From the human point of view, nothing seems more permanent and durable than the planet on which we live. When we say that something is “as sure as the world,” we are echoing Solomon’s confidence in the permanence of planet Earth. With all of its diversity, nature is uniform enough in its operation that we can discover its “laws” and put them to work for us. In fact, it is this “dependability” that is the basis for modern science.
Nature is permanent, but man is transient, a mere pilgrim on earth. His pilgrimage is a brief one, for death finally claims him. At the very beginning of his book, Solomon introduced a topic frequently mentioned in Ecclesiastes: the brevity of life and the certainty of death.

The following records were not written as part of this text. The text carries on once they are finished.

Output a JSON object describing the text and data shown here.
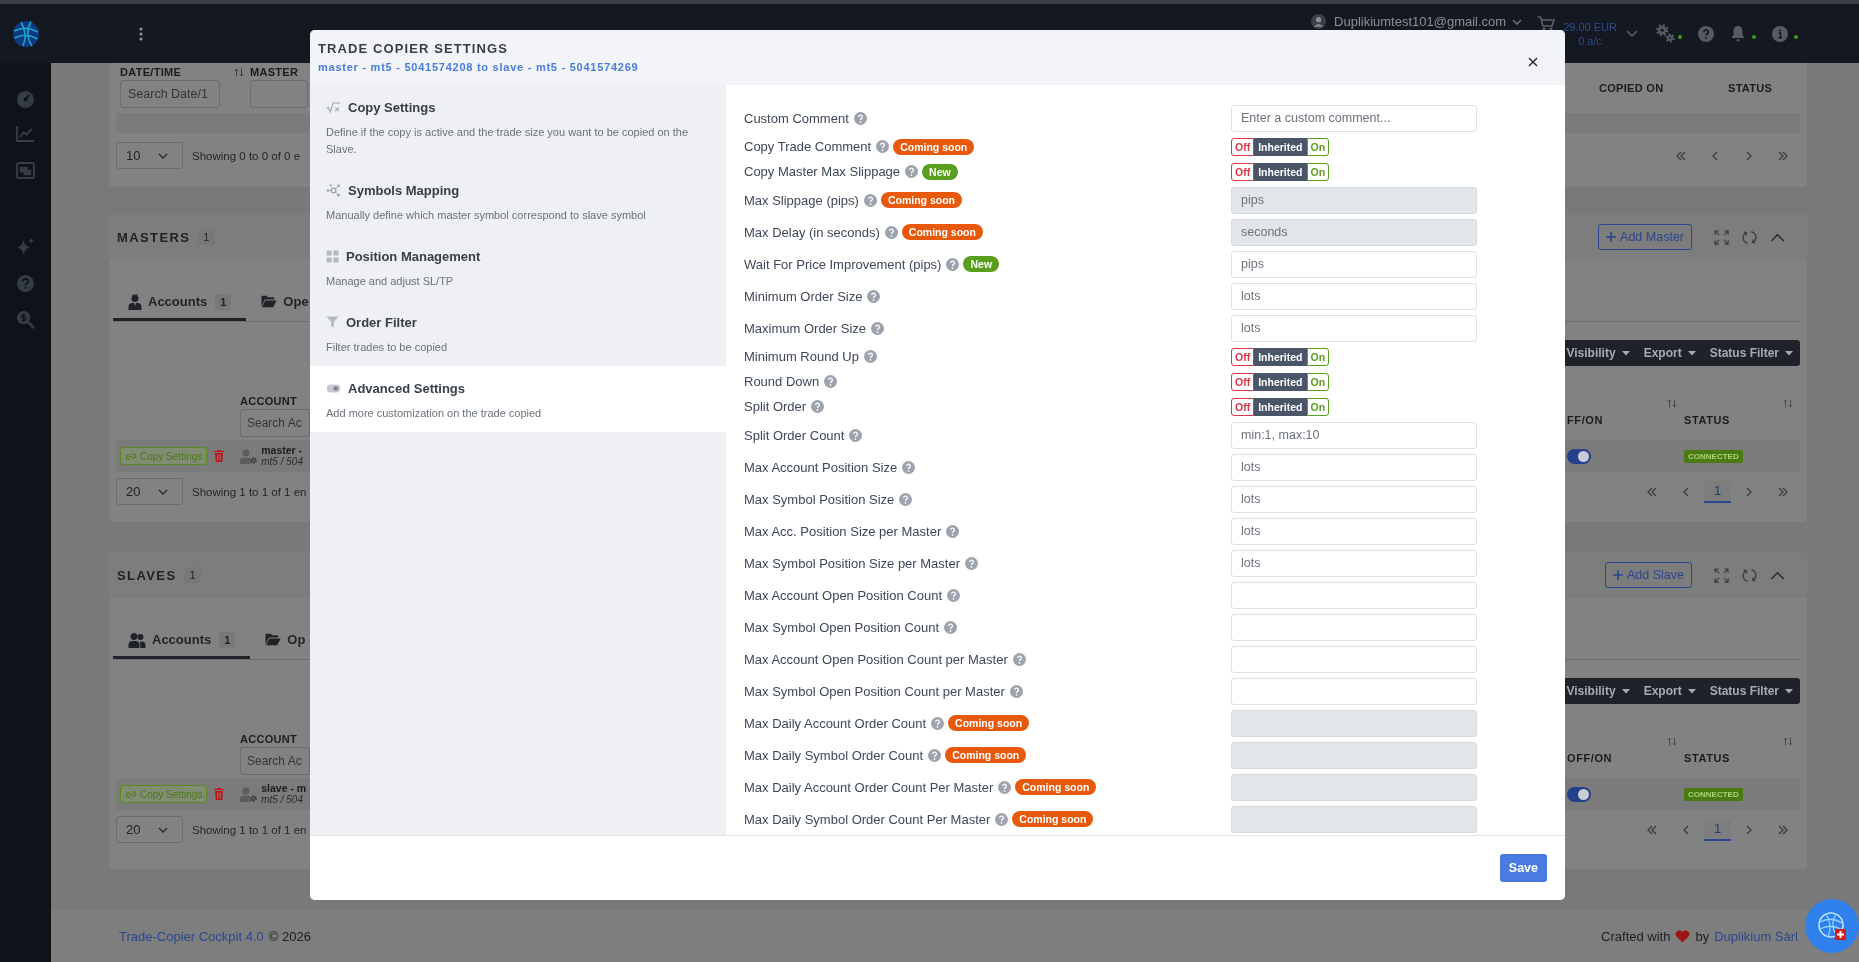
{
  "header": {
    "user_email": "Duplikiumtest101@gmail.com",
    "balance": "29.00 EUR",
    "accounts": "0 a/c"
  },
  "trades": {
    "columns": [
      {
        "label": "DATE/TIME",
        "sortable": true,
        "filter": true,
        "placeholder": "Search Date/1"
      },
      {
        "label": "MASTER",
        "sortable": false,
        "filter": true
      },
      {
        "label": "COPIED ON",
        "sortable": false,
        "filter": false
      },
      {
        "label": "STATUS",
        "sortable": false,
        "filter": false
      }
    ],
    "page_size": "10",
    "showing": "Showing 0 to 0 of 0 e"
  },
  "sections": [
    {
      "kind": "master",
      "title": "MASTERS",
      "count": "1",
      "add_button": "Add Master",
      "tabs": [
        {
          "label": "Accounts",
          "count": "1",
          "selected": true
        },
        {
          "label": "Ope",
          "selected": false
        }
      ],
      "toolbar": [
        "Visibility",
        "Export",
        "Status Filter"
      ],
      "columns": [
        {
          "label": "ACCOUNT",
          "sortable": false,
          "filter": true,
          "placeholder": "Search Ac"
        },
        {
          "label": "FF/ON",
          "sortable": true,
          "filter": false
        },
        {
          "label": "STATUS",
          "sortable": true,
          "filter": false
        }
      ],
      "rows": [
        {
          "action": "Copy Settings",
          "name": "master -",
          "detail": "mt5 / 504",
          "on": true,
          "status": "CONNECTED"
        }
      ],
      "page_size": "20",
      "showing": "Showing 1 to 1 of 1 en",
      "current_page": "1"
    },
    {
      "kind": "slave",
      "title": "SLAVES",
      "count": "1",
      "add_button": "Add Slave",
      "tabs": [
        {
          "label": "Accounts",
          "count": "1",
          "selected": true
        },
        {
          "label": "Op",
          "selected": false
        }
      ],
      "toolbar": [
        "Visibility",
        "Export",
        "Status Filter"
      ],
      "columns": [
        {
          "label": "ACCOUNT",
          "sortable": false,
          "filter": true,
          "placeholder": "Search Ac"
        },
        {
          "label": "OFF/ON",
          "sortable": true,
          "filter": false
        },
        {
          "label": "STATUS",
          "sortable": true,
          "filter": false
        }
      ],
      "rows": [
        {
          "action": "Copy Settings",
          "name": "slave - m",
          "detail": "mt5 / 504",
          "on": true,
          "status": "CONNECTED"
        }
      ],
      "page_size": "20",
      "showing": "Showing 1 to 1 of 1 en",
      "current_page": "1"
    }
  ],
  "footer": {
    "product": "Trade-Copier Cockpit 4.0",
    "copyright": "© 2026",
    "credit_prefix": "Crafted with",
    "credit_by": "by",
    "company": "Duplikium Sàrl"
  },
  "modal": {
    "title": "TRADE COPIER SETTINGS",
    "subtitle": "master - mt5 - 5041574208 to slave - mt5 - 5041574269",
    "nav": [
      {
        "title": "Copy Settings",
        "description": "Define if the copy is active and the trade size you want to be copied on the Slave.",
        "selected": false
      },
      {
        "title": "Symbols Mapping",
        "description": "Manually define which master symbol correspond to slave symbol",
        "selected": false
      },
      {
        "title": "Position Management",
        "description": "Manage and adjust SL/TP",
        "selected": false
      },
      {
        "title": "Order Filter",
        "description": "Filter trades to be copied",
        "selected": false
      },
      {
        "title": "Advanced Settings",
        "description": "Add more customization on the trade copied",
        "selected": true
      }
    ],
    "fields": [
      {
        "kind": "input",
        "label": "Custom Comment",
        "placeholder": "Enter a custom comment...",
        "disabled": false
      },
      {
        "kind": "toggle",
        "label": "Copy Trade Comment",
        "badge": {
          "text": "Coming soon",
          "color": "#e8590c"
        },
        "options": [
          {
            "label": "Off",
            "color": "#dc3545",
            "selected": false
          },
          {
            "label": "Inherited",
            "color": "#4a5568",
            "selected": true
          },
          {
            "label": "On",
            "color": "#5a9e1e",
            "selected": false
          }
        ]
      },
      {
        "kind": "toggle",
        "label": "Copy Master Max Slippage",
        "badge": {
          "text": "New",
          "color": "#5a9e1e"
        },
        "options": [
          {
            "label": "Off",
            "color": "#dc3545",
            "selected": false
          },
          {
            "label": "Inherited",
            "color": "#4a5568",
            "selected": true
          },
          {
            "label": "On",
            "color": "#5a9e1e",
            "selected": false
          }
        ]
      },
      {
        "kind": "input",
        "label": "Max Slippage (pips)",
        "badge": {
          "text": "Coming soon",
          "color": "#e8590c"
        },
        "placeholder": "pips",
        "disabled": true
      },
      {
        "kind": "input",
        "label": "Max Delay (in seconds)",
        "badge": {
          "text": "Coming soon",
          "color": "#e8590c"
        },
        "placeholder": "seconds",
        "disabled": true
      },
      {
        "kind": "input",
        "label": "Wait For Price Improvement (pips)",
        "badge": {
          "text": "New",
          "color": "#5a9e1e"
        },
        "placeholder": "pips",
        "disabled": false
      },
      {
        "kind": "input",
        "label": "Minimum Order Size",
        "placeholder": "lots",
        "disabled": false
      },
      {
        "kind": "input",
        "label": "Maximum Order Size",
        "placeholder": "lots",
        "disabled": false
      },
      {
        "kind": "toggle",
        "label": "Minimum Round Up",
        "options": [
          {
            "label": "Off",
            "color": "#dc3545",
            "selected": false
          },
          {
            "label": "Inherited",
            "color": "#4a5568",
            "selected": true
          },
          {
            "label": "On",
            "color": "#5a9e1e",
            "selected": false
          }
        ]
      },
      {
        "kind": "toggle",
        "label": "Round Down",
        "options": [
          {
            "label": "Off",
            "color": "#dc3545",
            "selected": false
          },
          {
            "label": "Inherited",
            "color": "#4a5568",
            "selected": true
          },
          {
            "label": "On",
            "color": "#5a9e1e",
            "selected": false
          }
        ]
      },
      {
        "kind": "toggle",
        "label": "Split Order",
        "options": [
          {
            "label": "Off",
            "color": "#dc3545",
            "selected": false
          },
          {
            "label": "Inherited",
            "color": "#4a5568",
            "selected": true
          },
          {
            "label": "On",
            "color": "#5a9e1e",
            "selected": false
          }
        ]
      },
      {
        "kind": "input",
        "label": "Split Order Count",
        "placeholder": "min:1, max:10",
        "disabled": false
      },
      {
        "kind": "input",
        "label": "Max Account Position Size",
        "placeholder": "lots",
        "disabled": false
      },
      {
        "kind": "input",
        "label": "Max Symbol Position Size",
        "placeholder": "lots",
        "disabled": false
      },
      {
        "kind": "input",
        "label": "Max Acc. Position Size per Master",
        "placeholder": "lots",
        "disabled": false
      },
      {
        "kind": "input",
        "label": "Max Symbol Position Size per Master",
        "placeholder": "lots",
        "disabled": false
      },
      {
        "kind": "input",
        "label": "Max Account Open Position Count",
        "disabled": false
      },
      {
        "kind": "input",
        "label": "Max Symbol Open Position Count",
        "disabled": false
      },
      {
        "kind": "input",
        "label": "Max Account Open Position Count per Master",
        "disabled": false
      },
      {
        "kind": "input",
        "label": "Max Symbol Open Position Count per Master",
        "disabled": false
      },
      {
        "kind": "input",
        "label": "Max Daily Account Order Count",
        "badge": {
          "text": "Coming soon",
          "color": "#e8590c"
        },
        "disabled": true
      },
      {
        "kind": "input",
        "label": "Max Daily Symbol Order Count",
        "badge": {
          "text": "Coming soon",
          "color": "#e8590c"
        },
        "disabled": true
      },
      {
        "kind": "input",
        "label": "Max Daily Account Order Count Per Master",
        "badge": {
          "text": "Coming soon",
          "color": "#e8590c"
        },
        "disabled": true
      },
      {
        "kind": "input",
        "label": "Max Daily Symbol Order Count Per Master",
        "badge": {
          "text": "Coming soon",
          "color": "#e8590c"
        },
        "disabled": true
      }
    ],
    "save": "Save"
  }
}
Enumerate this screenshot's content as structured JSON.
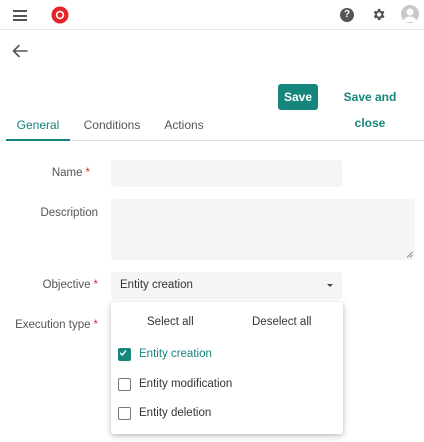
{
  "header": {
    "menu_icon": "hamburger-menu-icon",
    "logo_icon": "app-logo-icon",
    "help_icon_glyph": "?",
    "settings_icon": "gear-icon",
    "avatar_icon": "user-avatar-icon"
  },
  "toolbar": {
    "back_icon": "arrow-left-icon",
    "save_label": "Save",
    "save_close_label": "Save and close"
  },
  "tabs": [
    {
      "label": "General",
      "active": true
    },
    {
      "label": "Conditions",
      "active": false
    },
    {
      "label": "Actions",
      "active": false
    }
  ],
  "form": {
    "name_label": "Name",
    "required_mark": "*",
    "name_value": "",
    "description_label": "Description",
    "description_value": "",
    "objective_label": "Objective",
    "objective_value": "Entity creation",
    "execution_type_label": "Execution type"
  },
  "dropdown": {
    "select_all_label": "Select all",
    "deselect_all_label": "Deselect all",
    "options": [
      {
        "label": "Entity creation",
        "checked": true
      },
      {
        "label": "Entity modification",
        "checked": false
      },
      {
        "label": "Entity deletion",
        "checked": false
      }
    ]
  },
  "colors": {
    "accent": "#16857c",
    "required": "#d32f2f",
    "field_bg": "#f5f5f5"
  }
}
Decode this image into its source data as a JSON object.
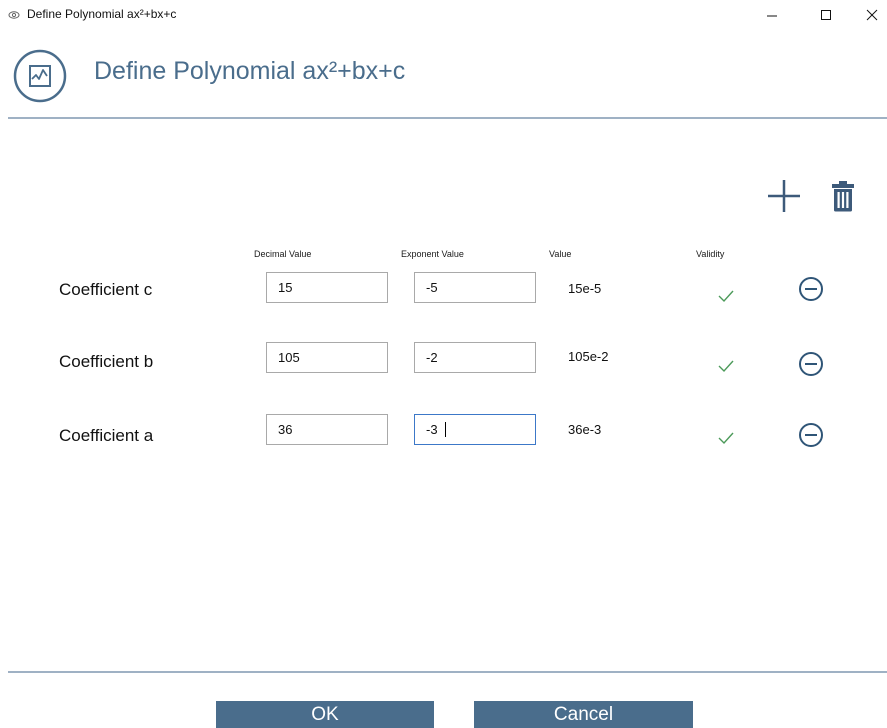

Abraham Lincoln had ten guidelines by which he lived and governed his life. He followed these guidelines until the day he died:
- You cannot bring about prosperity by discouraging thrift.
- You cannot help small men by tearing down big men.
- You cannot strengthen the weak by weakening the strong.
- You cannot lift the wage earner by pulling down the wage payer.
- You cannot help the poor man by destroying the rich.
- You cannot keep out of trouble by spending more than your income.
- You cannot further the brotherhood of men by inciting class hatred.
- You cannot establish security on borrowed money.
- You cannot build character and courage by taking away man’s initiative and independence.
- You cannot help men permanently by doing for them what they could and should do for themselves.